The JVP: a strategic reaction is completely regular

Provided the absence of public assistance to a UNP-led internationally influenced project for political reform involving the TNA, its connotations of getting a concoction of pro-Western politicians and the of western-funded NGOs, the JVP, a national-level political movement that stands for ethno-national harmony inside a united Sri Lankan state, can not be anticipated to endorse such a reform drive. The JVP cannot be blamed for a choice of this nature, as the fundamental priority of any political movement is that of making sure its important support base and enhancing its electability.

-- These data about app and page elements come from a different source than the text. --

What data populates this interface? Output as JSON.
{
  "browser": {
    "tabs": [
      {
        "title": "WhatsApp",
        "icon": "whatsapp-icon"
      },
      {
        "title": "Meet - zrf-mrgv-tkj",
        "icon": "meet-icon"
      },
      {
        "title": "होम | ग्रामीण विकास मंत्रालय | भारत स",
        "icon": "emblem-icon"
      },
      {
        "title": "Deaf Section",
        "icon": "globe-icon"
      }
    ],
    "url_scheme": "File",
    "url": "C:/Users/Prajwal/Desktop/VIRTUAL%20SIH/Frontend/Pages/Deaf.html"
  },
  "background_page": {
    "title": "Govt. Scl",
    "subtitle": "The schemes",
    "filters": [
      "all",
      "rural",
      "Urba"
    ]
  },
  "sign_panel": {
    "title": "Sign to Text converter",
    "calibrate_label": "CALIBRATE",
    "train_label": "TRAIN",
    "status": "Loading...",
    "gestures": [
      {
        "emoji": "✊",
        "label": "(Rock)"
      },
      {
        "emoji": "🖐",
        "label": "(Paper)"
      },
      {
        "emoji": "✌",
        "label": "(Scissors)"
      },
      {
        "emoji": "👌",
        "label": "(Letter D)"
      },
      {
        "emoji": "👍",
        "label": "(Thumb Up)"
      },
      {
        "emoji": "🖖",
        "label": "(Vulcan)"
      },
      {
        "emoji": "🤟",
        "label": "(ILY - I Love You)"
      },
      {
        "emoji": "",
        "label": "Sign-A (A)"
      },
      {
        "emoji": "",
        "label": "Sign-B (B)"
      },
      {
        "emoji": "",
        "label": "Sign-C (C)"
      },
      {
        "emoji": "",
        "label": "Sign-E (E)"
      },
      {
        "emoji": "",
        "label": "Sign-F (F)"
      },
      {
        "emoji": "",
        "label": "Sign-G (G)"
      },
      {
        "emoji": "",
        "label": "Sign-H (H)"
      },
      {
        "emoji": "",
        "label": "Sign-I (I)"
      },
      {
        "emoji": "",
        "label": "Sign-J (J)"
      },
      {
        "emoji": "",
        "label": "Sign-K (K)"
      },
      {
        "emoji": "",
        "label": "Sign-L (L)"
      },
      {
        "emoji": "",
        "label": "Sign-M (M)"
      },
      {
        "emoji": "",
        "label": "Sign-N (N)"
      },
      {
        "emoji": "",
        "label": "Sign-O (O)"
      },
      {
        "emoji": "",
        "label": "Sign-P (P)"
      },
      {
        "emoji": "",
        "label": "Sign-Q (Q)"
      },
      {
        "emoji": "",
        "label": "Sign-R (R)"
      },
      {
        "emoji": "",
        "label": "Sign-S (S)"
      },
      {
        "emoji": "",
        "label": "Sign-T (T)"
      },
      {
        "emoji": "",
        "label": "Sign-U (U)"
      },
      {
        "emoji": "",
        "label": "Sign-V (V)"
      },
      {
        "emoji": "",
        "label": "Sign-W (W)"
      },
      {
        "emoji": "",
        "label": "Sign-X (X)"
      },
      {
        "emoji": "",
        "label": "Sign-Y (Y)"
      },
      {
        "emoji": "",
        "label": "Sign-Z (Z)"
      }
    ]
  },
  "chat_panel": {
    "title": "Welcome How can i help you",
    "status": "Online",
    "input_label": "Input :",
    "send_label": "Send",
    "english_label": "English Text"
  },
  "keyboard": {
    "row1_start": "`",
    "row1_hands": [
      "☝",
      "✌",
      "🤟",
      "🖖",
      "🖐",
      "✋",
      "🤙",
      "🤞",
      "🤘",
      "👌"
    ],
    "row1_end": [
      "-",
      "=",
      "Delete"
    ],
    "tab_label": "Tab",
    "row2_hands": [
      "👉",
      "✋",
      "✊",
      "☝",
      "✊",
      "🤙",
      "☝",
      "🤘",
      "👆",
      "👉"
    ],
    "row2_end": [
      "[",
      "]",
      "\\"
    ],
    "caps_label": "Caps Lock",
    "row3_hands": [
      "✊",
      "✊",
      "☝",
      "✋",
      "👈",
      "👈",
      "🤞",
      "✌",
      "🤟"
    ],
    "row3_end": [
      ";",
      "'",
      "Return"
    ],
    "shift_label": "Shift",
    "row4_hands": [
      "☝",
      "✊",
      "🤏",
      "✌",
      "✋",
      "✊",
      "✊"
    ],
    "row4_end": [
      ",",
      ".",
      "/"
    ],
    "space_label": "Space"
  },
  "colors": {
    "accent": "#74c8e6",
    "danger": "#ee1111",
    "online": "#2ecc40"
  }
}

Requesting the electorate to not to vote for the JVP, due to the probability that the JVP will oppose political reforms – a favourite pastime of pro-UNP media – is puerile at greatest. Let’s contemplate, for example, the (unlikely) hypothesis that the JVP does not carry out effectively at the basic election and is not represented in parliament. Even in the JVP’s absence from the legislature, a Sinhala nationalist backlash against Delhi-Ranil Wickremesinghe-TNA political reforms is inevitable. That backlash, if past examples are something to go by, will take place within the legislature as nicely as on the streets, spearheaded not by the JVP, but by an assortment of Sinhala nationalist hardliners who have MR to rally around.

The advisable course of action?

It is in the UNP’s ideal interests to bring this problem up with its Indian and Western allies, and reach an understanding on the substantive political dangers of pursuing the path of satisfying the demands of constitutional Tamil nationalism, represented mostly by the TNA. Beyond a set of cosmetic political reforms that it can marketplace in the North, the TNA harbours no interest in the day-to-day problems affecting the Tamil folks and specially the class and caste dimensions of such difficulties. The West is engulfed by the perception that the TNA is the main Tamil political entity, commanding the biggest support base. The TNA wins elections with relative ease in the North due to a fundamental cause: there exists no viable and credible option to the TNA in the predominantly Tamil electoral districts of northern Sri Lanka. It will be in the very best interests of a future UNP government (and certainly its Indian and Western backers) to proceed on a social reform agenda, and also take concerted methods to open a lot more space for political participation, and assist build option political voices that challenge the TNA’s electoral monopoly.

The present-day TNA is all but a Vellalar gentlemen’s’ Club, an unwelcome space for these from other castes and for rehabilitated ex-LTTE combatants, and for the most vulnerable segments of society. In this context, it is an absolute necessity in terms of basic democratic politics to aid create credible, totally democratic, non-violent and inclusive political alternatives to the TNA in northern Sri Lanka. A procedure of that nature would also give a valuable basis to launch a conversation on topics such as devolution of powers and institution creating. International observers want to take adequate stock of this reality.

Delhi, Washington D.C. et al: set your priorities straight!

Unless Delhi and the West wishes a future return of the Rajapaksa regime, it is in their very best interests to assistance a social justice-based reform agenda in northern Sri Lanka, which also involves an effort to strengthen democratic politics, diversifying political representation and enhancing inclusivity. Instead, adumbrating a commitment to practically non-feasible and politically risky political reform is verified hara-kiri and a enjoy letter to hardline Sinhala nationalism. As the pro-UNP media does, singling out a political party striving to emerge as a decisive force in national politics fit to be the official opposition and/or to assume governmental workplace, amounts to all but petty fear-mongering and a increasing fear of the JVP’s recognition.